====== Records for processing ======
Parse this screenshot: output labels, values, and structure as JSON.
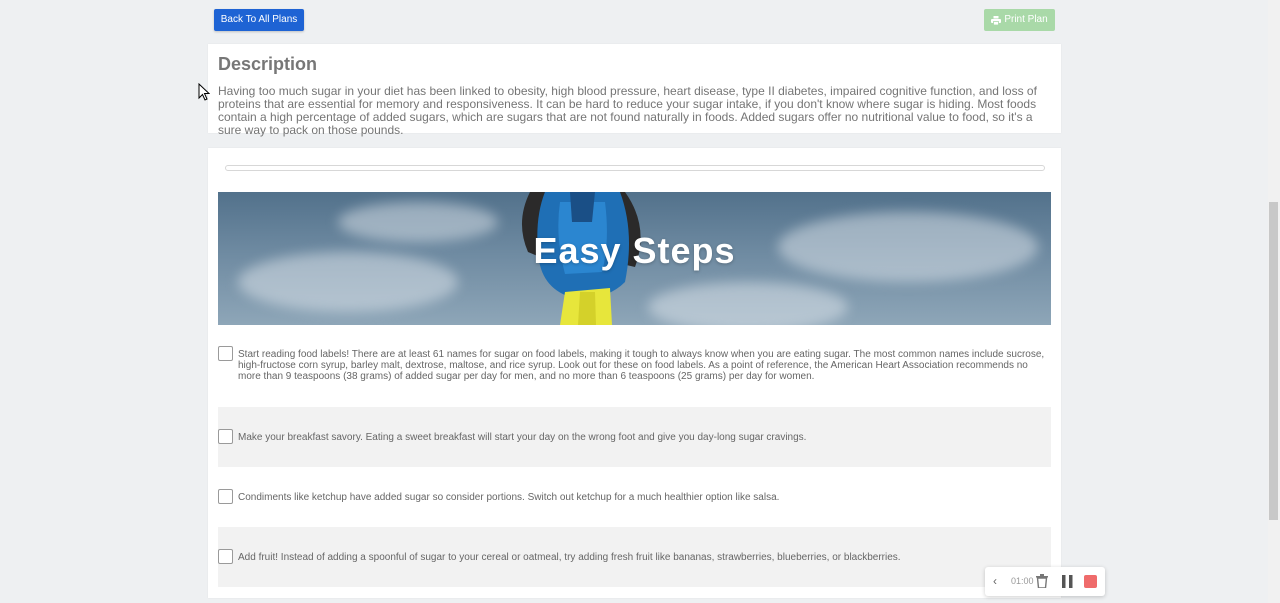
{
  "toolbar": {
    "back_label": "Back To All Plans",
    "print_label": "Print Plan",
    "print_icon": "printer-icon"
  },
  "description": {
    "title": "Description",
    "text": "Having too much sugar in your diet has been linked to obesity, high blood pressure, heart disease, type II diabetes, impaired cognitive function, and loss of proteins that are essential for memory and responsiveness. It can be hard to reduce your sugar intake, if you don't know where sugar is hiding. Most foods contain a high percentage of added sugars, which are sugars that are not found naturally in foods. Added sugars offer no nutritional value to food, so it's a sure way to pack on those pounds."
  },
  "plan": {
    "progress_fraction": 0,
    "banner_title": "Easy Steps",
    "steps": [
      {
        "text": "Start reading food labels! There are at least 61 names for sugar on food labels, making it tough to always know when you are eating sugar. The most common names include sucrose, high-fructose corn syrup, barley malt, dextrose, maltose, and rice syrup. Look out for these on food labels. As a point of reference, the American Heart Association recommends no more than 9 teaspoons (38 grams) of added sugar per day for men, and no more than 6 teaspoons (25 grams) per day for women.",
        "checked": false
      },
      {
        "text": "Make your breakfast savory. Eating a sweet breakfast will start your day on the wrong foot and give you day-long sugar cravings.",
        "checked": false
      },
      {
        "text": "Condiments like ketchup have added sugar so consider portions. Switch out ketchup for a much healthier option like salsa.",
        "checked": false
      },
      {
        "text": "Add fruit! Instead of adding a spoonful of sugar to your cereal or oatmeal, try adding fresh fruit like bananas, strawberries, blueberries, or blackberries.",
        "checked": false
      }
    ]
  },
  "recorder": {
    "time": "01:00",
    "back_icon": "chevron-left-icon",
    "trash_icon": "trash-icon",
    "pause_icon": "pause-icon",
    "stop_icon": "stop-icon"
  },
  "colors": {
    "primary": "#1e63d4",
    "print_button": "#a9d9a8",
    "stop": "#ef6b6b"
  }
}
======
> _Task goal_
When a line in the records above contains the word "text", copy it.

> _Task result_
    "text": "Having too much sugar in your diet has been linked to obesity, high blood pressure, heart disease, type II diabetes, impaired cognitive function, and loss of proteins that are essential for memory and responsiveness. It can be hard to reduce your sugar intake, if you don't know where sugar is hiding. Most foods contain a high percentage of added sugars, which are sugars that are not found naturally in foods. Added sugars offer no nutritional value to food, so it's a sure way to pack on those pounds."
        "text": "Start reading food labels! There are at least 61 names for sugar on food labels, making it tough to always know when you are eating sugar. The most common names include sucrose, high-fructose corn syrup, barley malt, dextrose, maltose, and rice syrup. Look out for these on food labels. As a point of reference, the American Heart Association recommends no more than 9 teaspoons (38 grams) of added sugar per day for men, and no more than 6 teaspoons (25 grams) per day for women.",
        "text": "Make your breakfast savory. Eating a sweet breakfast will start your day on the wrong foot and give you day-long sugar cravings.",
        "text": "Condiments like ketchup have added sugar so consider portions. Switch out ketchup for a much healthier option like salsa.",
        "text": "Add fruit! Instead of adding a spoonful of sugar to your cereal or oatmeal, try adding fresh fruit like bananas, strawberries, blueberries, or blackberries.",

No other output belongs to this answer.